El Paso County Commissioners approved $2.8 million on May 16 for emergency rental assistance funds that will be distributed by United Way of El Paso.


The Virginia Rent Relief Program stopped accepting applications on May 15. Through March 2022, the program distributed $713 million in aid to 104,990 households across Virginia. The Legal Aid Justice Center is concerned about a potential rise in evictions when many of the legal protections for tenants that were paired with rental assistance end on June 30.

There are growing concerns about a looming wave of evictions after Virginia’s rental assistance program stopped accepting applications on May 15. Two rent relief programs are still available to help renters in Charlottesville. Nearly $400,000 in rental assistance is available in the city and Albemarle County. If the demand for assistance increases, the city council may consider using ARPA Fiscal Recovery Funds to provide additional rental assistance.

The tenant advocacy group African Communities Together is working to prevent a wave of evictions in the Southern Towers complex in Alexandria, Virginia. Despite eviction protections enacted during the pandemic, the property owner still pursued eviction proceedings against some of the residents. Advocates are concerned that evictions could escalate since the Virginia Rent Relief Program has stopped accepting applications and many of the eviction protections for tenants that were paired with that program will soon expire.

Hundreds of families who live in public housing in Richmond are facing eviction. About 700 families are on Richmond Redevelopment & Housing Authority’s at-risk list, with 300 households set to face eviction this summer.

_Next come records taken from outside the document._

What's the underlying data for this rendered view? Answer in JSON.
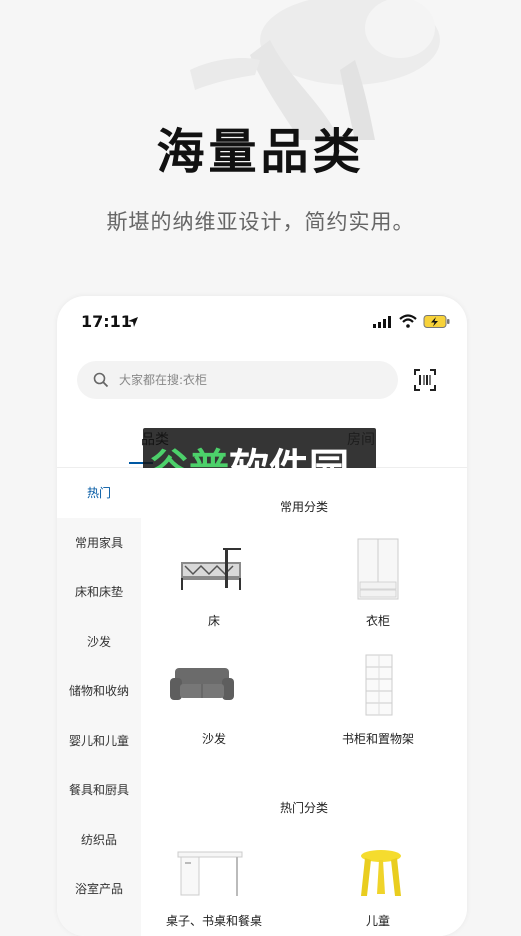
{
  "hero": {
    "title": "海量品类",
    "subtitle": "斯堪的纳维亚设计，简约实用。"
  },
  "status_bar": {
    "time": "17:11"
  },
  "search": {
    "placeholder": "大家都在搜:衣柜"
  },
  "tabs": [
    {
      "label": "品类"
    },
    {
      "label": "房间"
    }
  ],
  "watermark": {
    "part1": "谷普",
    "part2": "软件园"
  },
  "sidebar": {
    "items": [
      {
        "label": "热门",
        "active": true
      },
      {
        "label": "常用家具"
      },
      {
        "label": "床和床垫"
      },
      {
        "label": "沙发"
      },
      {
        "label": "储物和收纳"
      },
      {
        "label": "婴儿和儿童"
      },
      {
        "label": "餐具和厨具"
      },
      {
        "label": "纺织品"
      },
      {
        "label": "浴室产品"
      }
    ]
  },
  "sections": {
    "common": {
      "title": "常用分类",
      "items": [
        {
          "label": "床"
        },
        {
          "label": "衣柜"
        },
        {
          "label": "沙发"
        },
        {
          "label": "书柜和置物架"
        }
      ]
    },
    "hot": {
      "title": "热门分类",
      "items": [
        {
          "label": "桌子、书桌和餐桌"
        },
        {
          "label": "儿童"
        }
      ]
    }
  },
  "colors": {
    "accent": "#0058a3",
    "watermark_green": "#4cd06a",
    "stool_yellow": "#f5dc2e"
  }
}
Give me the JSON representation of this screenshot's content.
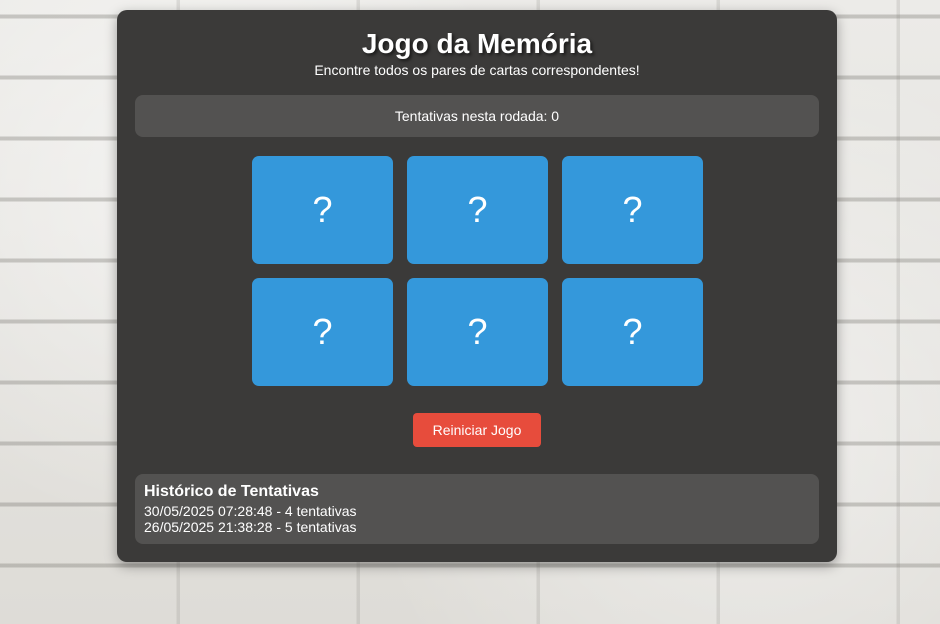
{
  "header": {
    "title": "Jogo da Memória",
    "subtitle": "Encontre todos os pares de cartas correspondentes!"
  },
  "status": {
    "attempts_text": "Tentativas nesta rodada: 0"
  },
  "cards": [
    {
      "face": "?"
    },
    {
      "face": "?"
    },
    {
      "face": "?"
    },
    {
      "face": "?"
    },
    {
      "face": "?"
    },
    {
      "face": "?"
    }
  ],
  "controls": {
    "restart_label": "Reiniciar Jogo"
  },
  "history": {
    "title": "Histórico de Tentativas",
    "entries": [
      "30/05/2025 07:28:48 - 4 tentativas",
      "26/05/2025 21:38:28 - 5 tentativas"
    ]
  },
  "colors": {
    "panel": "#3b3a39",
    "card": "#3498db",
    "button": "#e74c3c"
  }
}
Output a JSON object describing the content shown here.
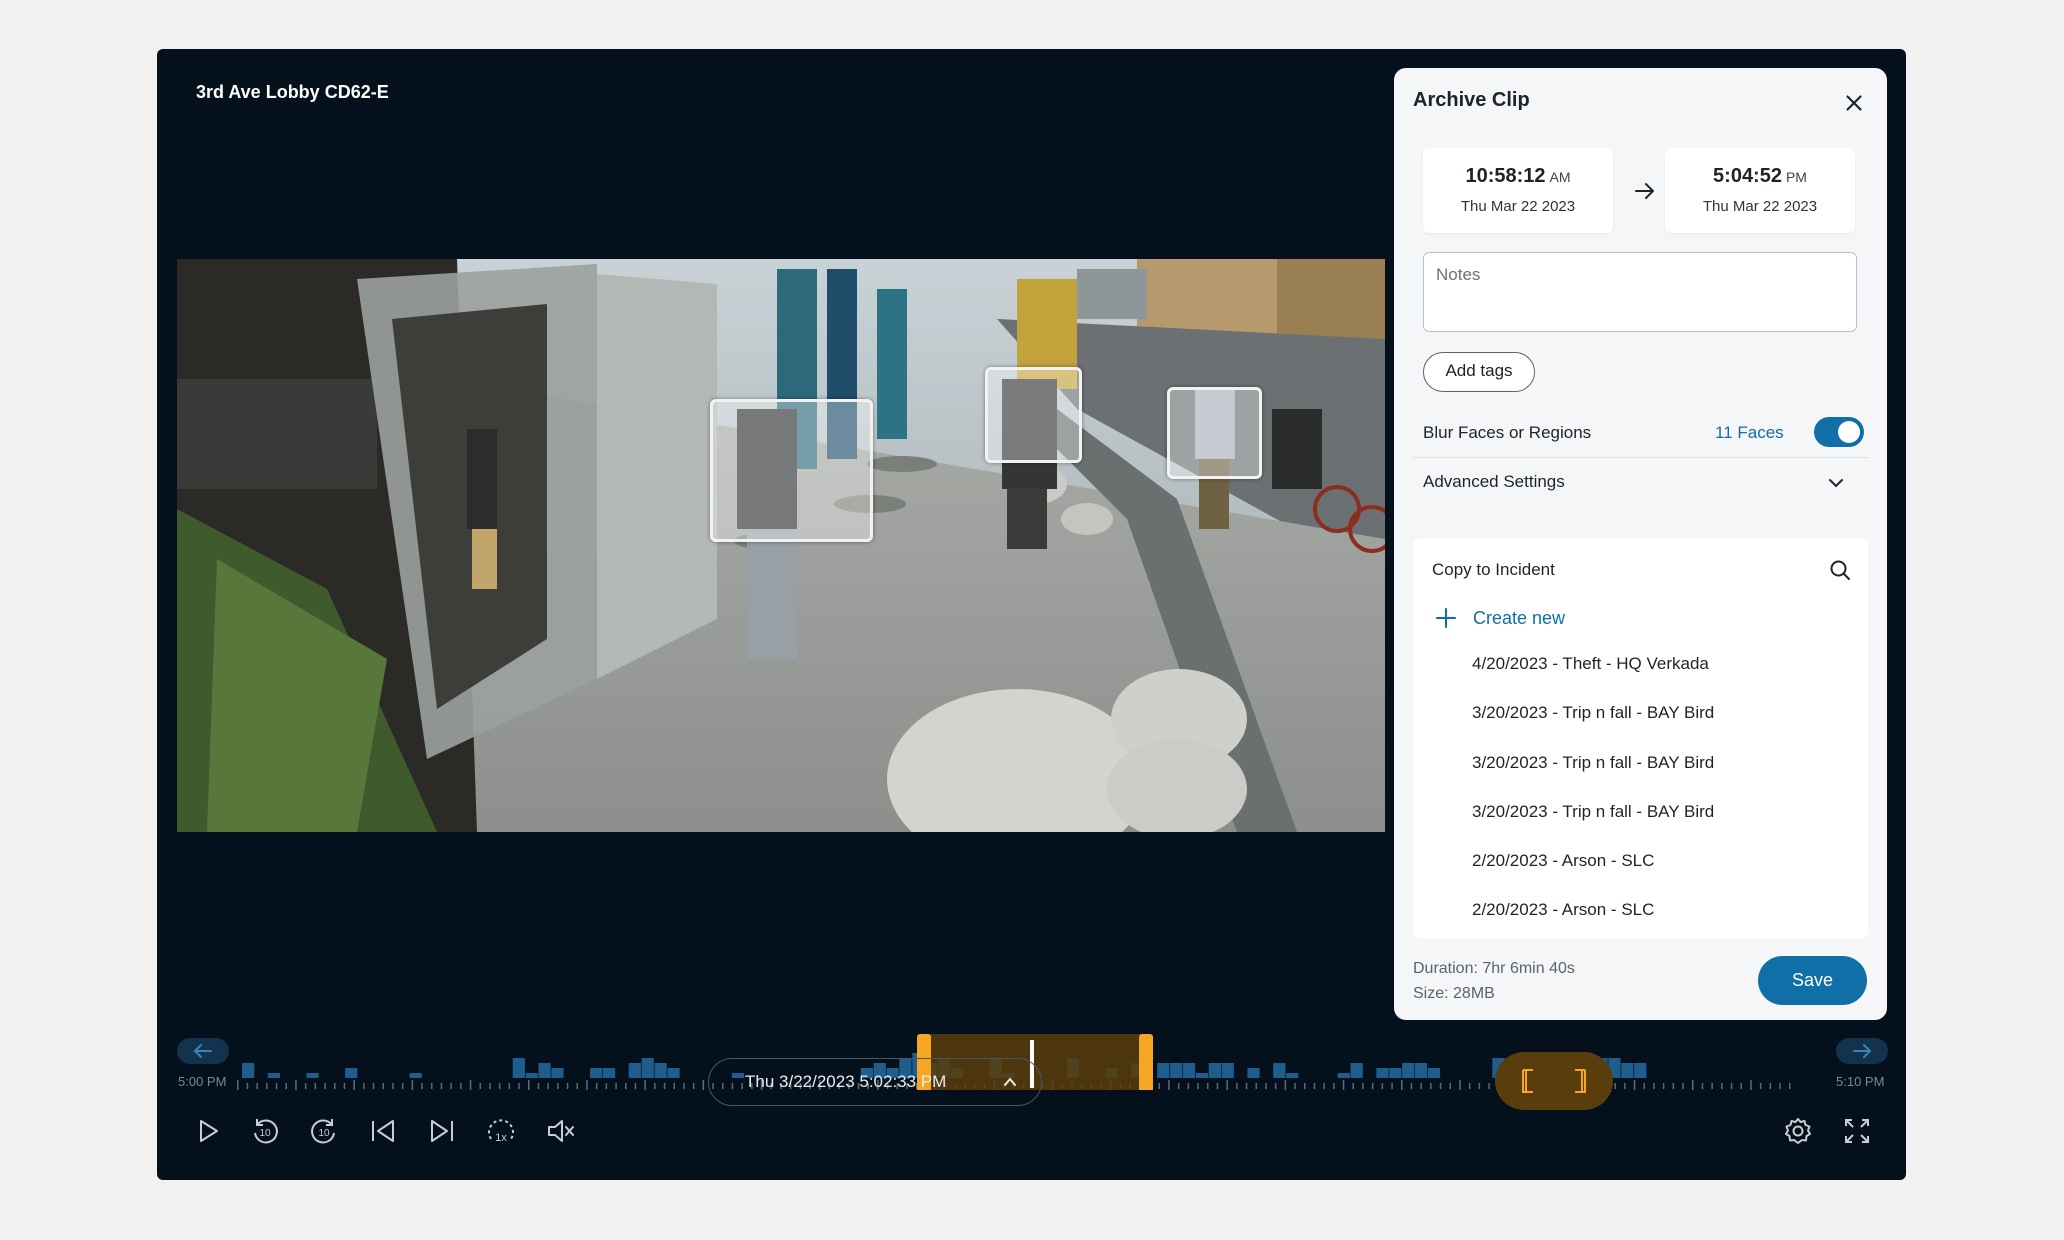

Dane County Executive Joe Parisi has asked staff to explore the feasibility of extending the county’s emergency hotel shelter program for individuals experiencing homelessness due to the recent increase in COVID-19 cases in the community. Dane County is currently utilizing around 170 hotels to shelter people experiencing homelessness who are at higher risk and those in need of isolation and quarantine shelter. The county’s program is currently set to close at the end of June, but Parisi asked county staff to speak with local hotels and service providers about potentially extending services into next year, given federal projections of a renewed surge in COVID-19 cases this fall.